-- Provided records follows --

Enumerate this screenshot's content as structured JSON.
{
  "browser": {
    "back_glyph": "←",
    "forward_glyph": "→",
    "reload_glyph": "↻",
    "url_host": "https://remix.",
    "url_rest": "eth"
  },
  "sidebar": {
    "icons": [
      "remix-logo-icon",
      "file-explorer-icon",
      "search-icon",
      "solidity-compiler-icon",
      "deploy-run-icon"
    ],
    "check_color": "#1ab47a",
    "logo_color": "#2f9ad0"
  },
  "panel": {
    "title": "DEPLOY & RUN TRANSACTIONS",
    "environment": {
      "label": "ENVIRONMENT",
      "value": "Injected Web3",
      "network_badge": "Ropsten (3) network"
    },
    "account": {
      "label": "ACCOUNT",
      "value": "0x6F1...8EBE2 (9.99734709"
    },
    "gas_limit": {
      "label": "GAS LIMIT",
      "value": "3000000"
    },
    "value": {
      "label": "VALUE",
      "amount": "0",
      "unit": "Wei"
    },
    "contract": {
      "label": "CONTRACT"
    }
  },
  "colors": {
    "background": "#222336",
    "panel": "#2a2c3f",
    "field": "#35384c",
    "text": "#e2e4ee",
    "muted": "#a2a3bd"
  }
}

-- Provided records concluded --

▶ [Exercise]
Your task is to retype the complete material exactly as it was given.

▶ [Response to the task]
Enumerate this screenshot's content as structured JSON.
{
  "browser": {
    "back_glyph": "←",
    "forward_glyph": "→",
    "reload_glyph": "↻",
    "url_host": "https://remix.",
    "url_rest": "eth"
  },
  "sidebar": {
    "icons": [
      "remix-logo-icon",
      "file-explorer-icon",
      "search-icon",
      "solidity-compiler-icon",
      "deploy-run-icon"
    ],
    "check_color": "#1ab47a",
    "logo_color": "#2f9ad0"
  },
  "panel": {
    "title": "DEPLOY & RUN TRANSACTIONS",
    "environment": {
      "label": "ENVIRONMENT",
      "value": "Injected Web3",
      "network_badge": "Ropsten (3) network"
    },
    "account": {
      "label": "ACCOUNT",
      "value": "0x6F1...8EBE2 (9.99734709"
    },
    "gas_limit": {
      "label": "GAS LIMIT",
      "value": "3000000"
    },
    "value": {
      "label": "VALUE",
      "amount": "0",
      "unit": "Wei"
    },
    "contract": {
      "label": "CONTRACT"
    }
  },
  "colors": {
    "background": "#222336",
    "panel": "#2a2c3f",
    "field": "#35384c",
    "text": "#e2e4ee",
    "muted": "#a2a3bd"
  }
}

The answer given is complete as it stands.